BRIEF: All entries must come back exactly as given, with no pictures in the copy.

SOURCE MATERIAL:
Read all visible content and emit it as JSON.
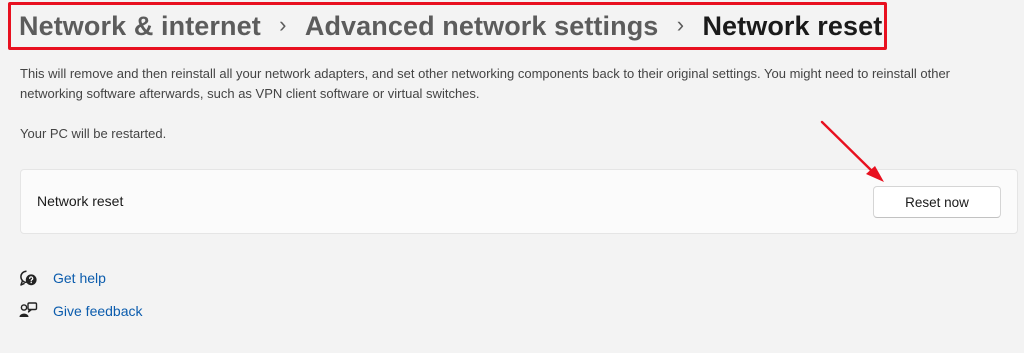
{
  "breadcrumb": {
    "items": [
      {
        "label": "Network & internet"
      },
      {
        "label": "Advanced network settings"
      },
      {
        "label": "Network reset"
      }
    ],
    "separator": "›"
  },
  "description": "This will remove and then reinstall all your network adapters, and set other networking components back to their original settings. You might need to reinstall other networking software afterwards, such as VPN client software or virtual switches.",
  "restart_note": "Your PC will be restarted.",
  "card": {
    "label": "Network reset",
    "button_label": "Reset now"
  },
  "help": {
    "get_help": "Get help",
    "give_feedback": "Give feedback"
  },
  "colors": {
    "annotation_red": "#e8101f",
    "link_blue": "#0b5cad",
    "background": "#f3f3f3"
  },
  "icons": [
    "chevron-right-icon",
    "get-help-icon",
    "feedback-icon",
    "annotation-arrow-icon"
  ]
}
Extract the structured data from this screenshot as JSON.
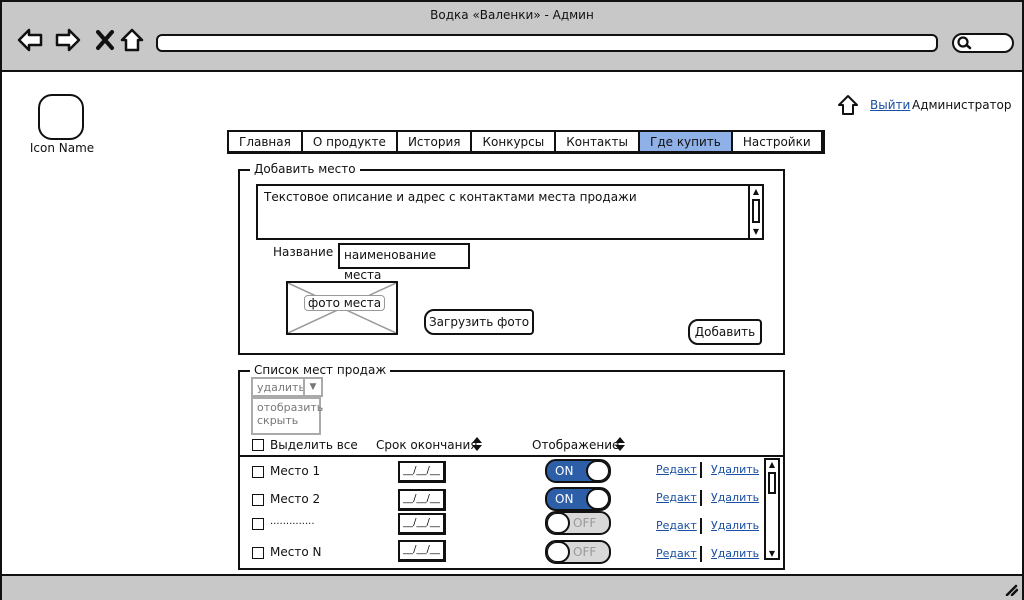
{
  "window": {
    "title": "Водка «Валенки» - Админ"
  },
  "logo": {
    "label": "Icon Name"
  },
  "user": {
    "logout_label": "Выйти",
    "role": "Администратор"
  },
  "tabs": [
    {
      "label": "Главная",
      "active": false
    },
    {
      "label": "О продукте",
      "active": false
    },
    {
      "label": "История",
      "active": false
    },
    {
      "label": "Конкурсы",
      "active": false
    },
    {
      "label": "Контакты",
      "active": false
    },
    {
      "label": "Где купить",
      "active": true
    },
    {
      "label": "Настройки",
      "active": false
    }
  ],
  "add_place": {
    "legend": "Добавить место",
    "description": "Текстовое описание и адрес с контактами места продажи",
    "name_label": "Название",
    "name_value": "наименование места",
    "photo_caption": "фото места",
    "upload_label": "Загрузить фото",
    "add_label": "Добавить"
  },
  "places_list": {
    "legend": "Список мест продаж",
    "action_select": "удалить",
    "display_options": [
      "отобразить",
      "скрыть"
    ],
    "select_all_label": "Выделить все",
    "col_expiry": "Срок окончания",
    "col_display": "Отображение",
    "rows": [
      {
        "name": "Место 1",
        "date": "__/__/__",
        "state": "ON",
        "on": true,
        "edit": "Редакт",
        "delete": "Удалить"
      },
      {
        "name": "Место 2",
        "date": "__/__/__",
        "state": "ON",
        "on": true,
        "edit": "Редакт",
        "delete": "Удалить"
      },
      {
        "name": "..............",
        "date": "__/__/__",
        "state": "OFF",
        "on": false,
        "edit": "Редакт",
        "delete": "Удалить"
      },
      {
        "name": "Место N",
        "date": "__/__/__",
        "state": "OFF",
        "on": false,
        "edit": "Редакт",
        "delete": "Удалить"
      }
    ]
  },
  "colors": {
    "chrome": "#c8c8c8",
    "accent": "#8fb1e8",
    "toggle_on": "#2d5ea8",
    "link": "#1a4fa3"
  }
}
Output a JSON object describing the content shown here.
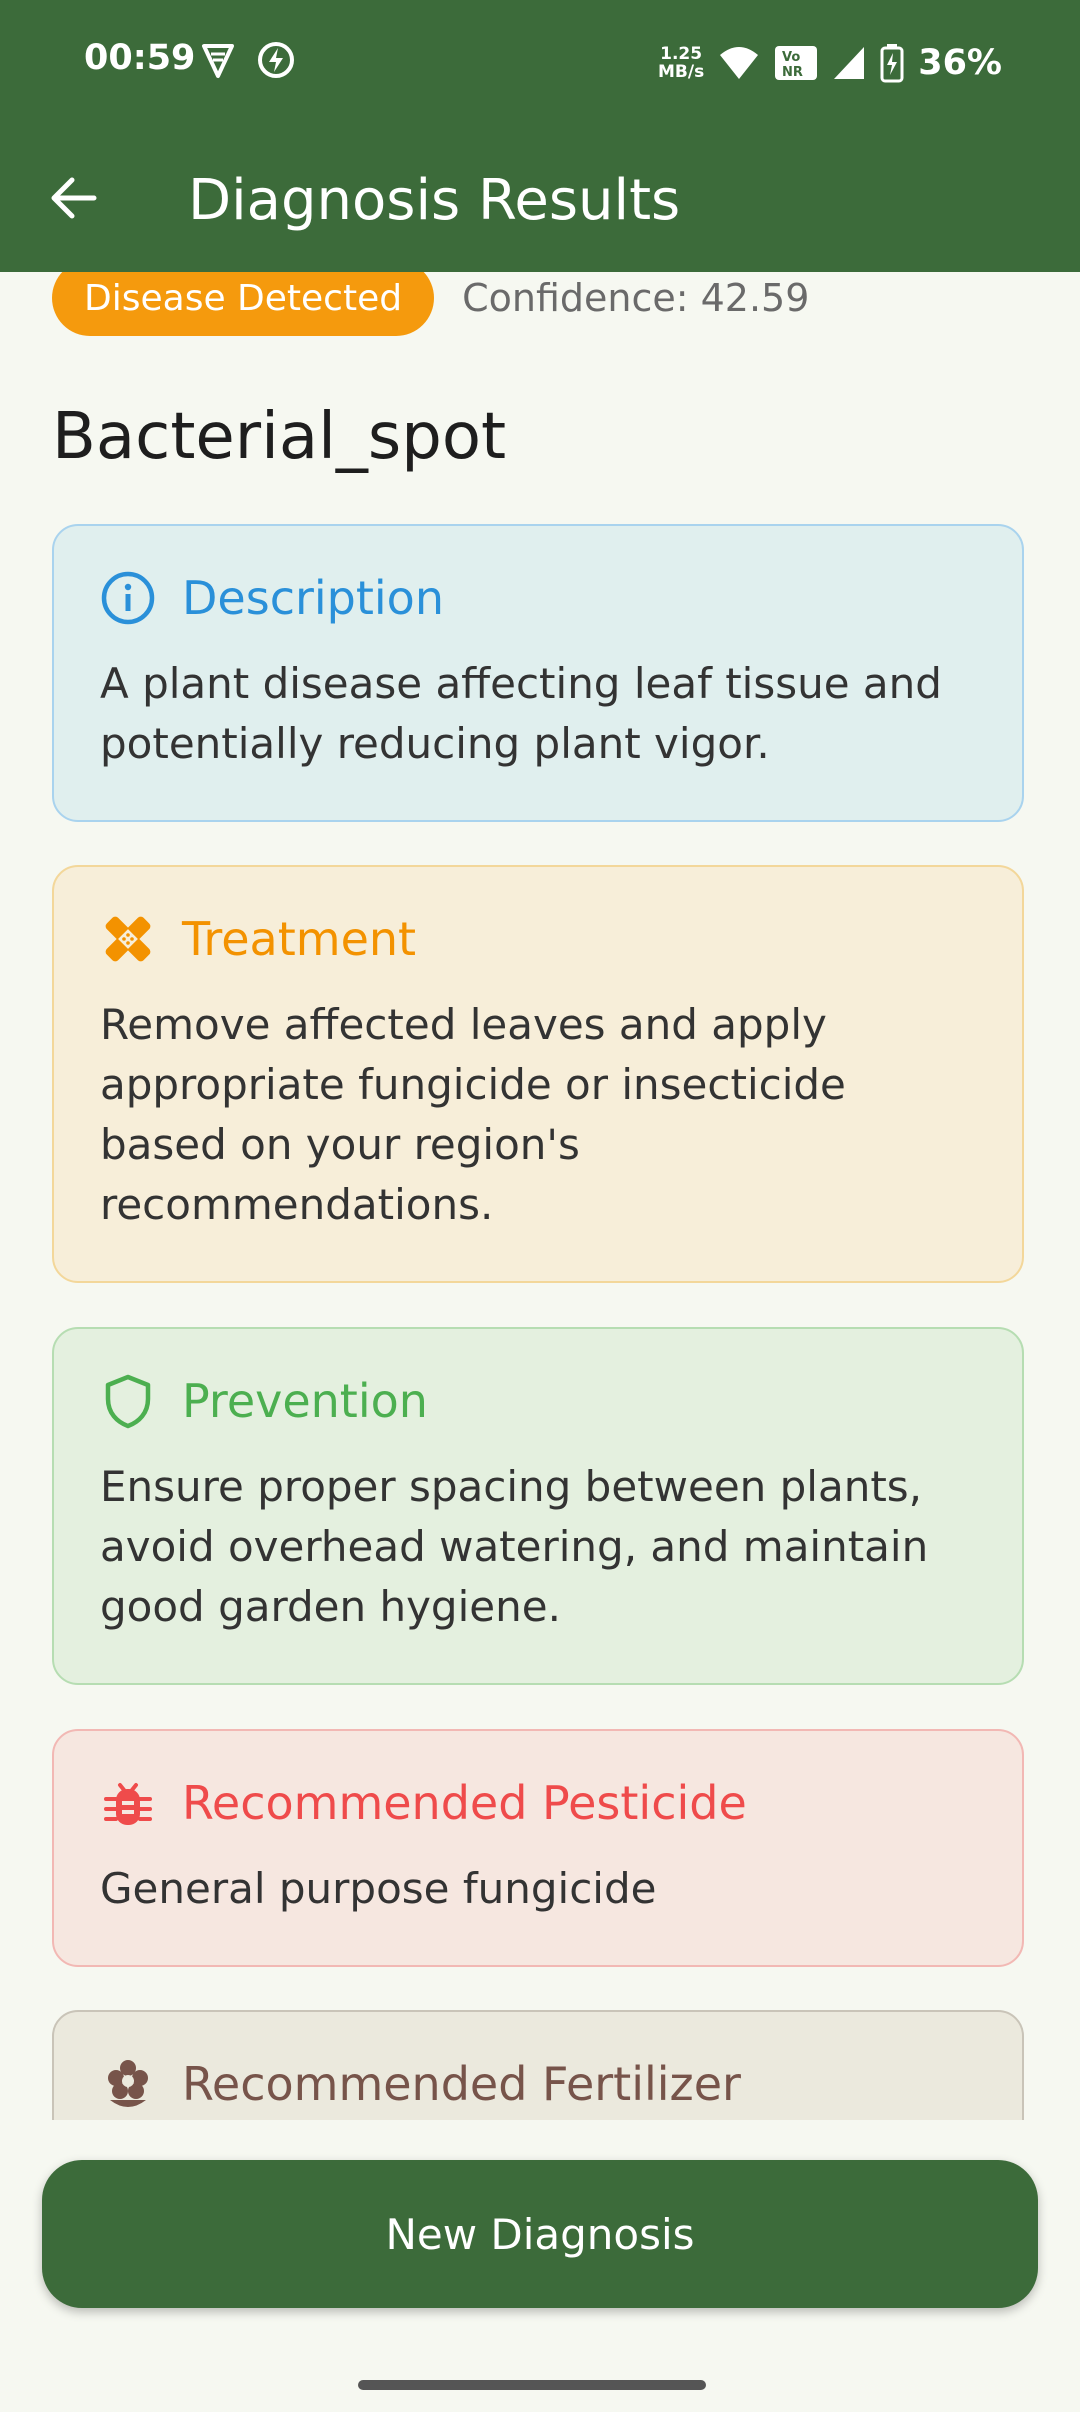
{
  "status_bar": {
    "time": "00:59",
    "net_speed_value": "1.25",
    "net_speed_unit": "MB/s",
    "volte_label_top": "Vo",
    "volte_label_bottom": "NR",
    "battery": "36%",
    "icons": [
      "vpn-icon",
      "bolt-icon",
      "wifi-icon",
      "volte-icon",
      "signal-icon",
      "battery-charging-icon"
    ]
  },
  "header": {
    "title": "Diagnosis Results",
    "background": "#3C6B3A"
  },
  "result": {
    "badge": "Disease Detected",
    "badge_color": "#F59A0D",
    "confidence": "Confidence: 42.59",
    "disease_name": "Bacterial_spot"
  },
  "cards": {
    "description": {
      "title": "Description",
      "text": "A plant disease affecting leaf tissue and potentially reducing plant vigor.",
      "icon": "info-icon",
      "color": "#2A90D9"
    },
    "treatment": {
      "title": "Treatment",
      "text": "Remove affected leaves and apply appropriate fungicide or insecticide based on your region's recommendations.",
      "icon": "bandage-icon",
      "color": "#F39200"
    },
    "prevention": {
      "title": "Prevention",
      "text": "Ensure proper spacing between plants, avoid overhead watering, and maintain good garden hygiene.",
      "icon": "shield-icon",
      "color": "#4CAF50"
    },
    "pesticide": {
      "title": "Recommended Pesticide",
      "text": "General purpose fungicide",
      "icon": "bug-icon",
      "color": "#EF4B4B"
    },
    "fertilizer": {
      "title": "Recommended Fertilizer",
      "icon": "flower-icon",
      "color": "#77544A"
    }
  },
  "actions": {
    "new_diagnosis": "New Diagnosis"
  }
}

OUTPUT OF THE TASK:
Read all visible content and emit it as JSON.
{
  "breadcrumb": {
    "items": [
      {
        "label": "Network & internet"
      },
      {
        "label": "Advanced network settings"
      },
      {
        "label": "Network reset"
      }
    ],
    "separator": "›"
  },
  "description": "This will remove and then reinstall all your network adapters, and set other networking components back to their original settings. You might need to reinstall other networking software afterwards, such as VPN client software or virtual switches.",
  "restart_note": "Your PC will be restarted.",
  "card": {
    "label": "Network reset",
    "button_label": "Reset now"
  },
  "help": {
    "get_help": "Get help",
    "give_feedback": "Give feedback"
  },
  "colors": {
    "annotation_red": "#e8101f",
    "link_blue": "#0b5cad",
    "background": "#f3f3f3"
  },
  "icons": [
    "chevron-right-icon",
    "get-help-icon",
    "feedback-icon",
    "annotation-arrow-icon"
  ]
}
Extract the structured data from this screenshot as JSON.
{
  "window": {
    "title": "Водка «Валенки» - Админ"
  },
  "logo": {
    "label": "Icon Name"
  },
  "user": {
    "logout_label": "Выйти",
    "role": "Администратор"
  },
  "tabs": [
    {
      "label": "Главная",
      "active": false
    },
    {
      "label": "О продукте",
      "active": false
    },
    {
      "label": "История",
      "active": false
    },
    {
      "label": "Конкурсы",
      "active": false
    },
    {
      "label": "Контакты",
      "active": false
    },
    {
      "label": "Где купить",
      "active": true
    },
    {
      "label": "Настройки",
      "active": false
    }
  ],
  "add_place": {
    "legend": "Добавить место",
    "description": "Текстовое описание и адрес с контактами места продажи",
    "name_label": "Название",
    "name_value": "наименование места",
    "photo_caption": "фото места",
    "upload_label": "Загрузить фото",
    "add_label": "Добавить"
  },
  "places_list": {
    "legend": "Список мест продаж",
    "action_select": "удалить",
    "display_options": [
      "отобразить",
      "скрыть"
    ],
    "select_all_label": "Выделить все",
    "col_expiry": "Срок окончания",
    "col_display": "Отображение",
    "rows": [
      {
        "name": "Место 1",
        "date": "__/__/__",
        "state": "ON",
        "on": true,
        "edit": "Редакт",
        "delete": "Удалить"
      },
      {
        "name": "Место 2",
        "date": "__/__/__",
        "state": "ON",
        "on": true,
        "edit": "Редакт",
        "delete": "Удалить"
      },
      {
        "name": "..............",
        "date": "__/__/__",
        "state": "OFF",
        "on": false,
        "edit": "Редакт",
        "delete": "Удалить"
      },
      {
        "name": "Место N",
        "date": "__/__/__",
        "state": "OFF",
        "on": false,
        "edit": "Редакт",
        "delete": "Удалить"
      }
    ]
  },
  "colors": {
    "chrome": "#c8c8c8",
    "accent": "#8fb1e8",
    "toggle_on": "#2d5ea8",
    "link": "#1a4fa3"
  }
}
Output a JSON object describing the content shown here.
{
  "status_bar": {
    "time": "00:59",
    "net_speed_value": "1.25",
    "net_speed_unit": "MB/s",
    "volte_label_top": "Vo",
    "volte_label_bottom": "NR",
    "battery": "36%",
    "icons": [
      "vpn-icon",
      "bolt-icon",
      "wifi-icon",
      "volte-icon",
      "signal-icon",
      "battery-charging-icon"
    ]
  },
  "header": {
    "title": "Diagnosis Results",
    "background": "#3C6B3A"
  },
  "result": {
    "badge": "Disease Detected",
    "badge_color": "#F59A0D",
    "confidence": "Confidence: 42.59",
    "disease_name": "Bacterial_spot"
  },
  "cards": {
    "description": {
      "title": "Description",
      "text": "A plant disease affecting leaf tissue and potentially reducing plant vigor.",
      "icon": "info-icon",
      "color": "#2A90D9"
    },
    "treatment": {
      "title": "Treatment",
      "text": "Remove affected leaves and apply appropriate fungicide or insecticide based on your region's recommendations.",
      "icon": "bandage-icon",
      "color": "#F39200"
    },
    "prevention": {
      "title": "Prevention",
      "text": "Ensure proper spacing between plants, avoid overhead watering, and maintain good garden hygiene.",
      "icon": "shield-icon",
      "color": "#4CAF50"
    },
    "pesticide": {
      "title": "Recommended Pesticide",
      "text": "General purpose fungicide",
      "icon": "bug-icon",
      "color": "#EF4B4B"
    },
    "fertilizer": {
      "title": "Recommended Fertilizer",
      "icon": "flower-icon",
      "color": "#77544A"
    }
  },
  "actions": {
    "new_diagnosis": "New Diagnosis"
  }
}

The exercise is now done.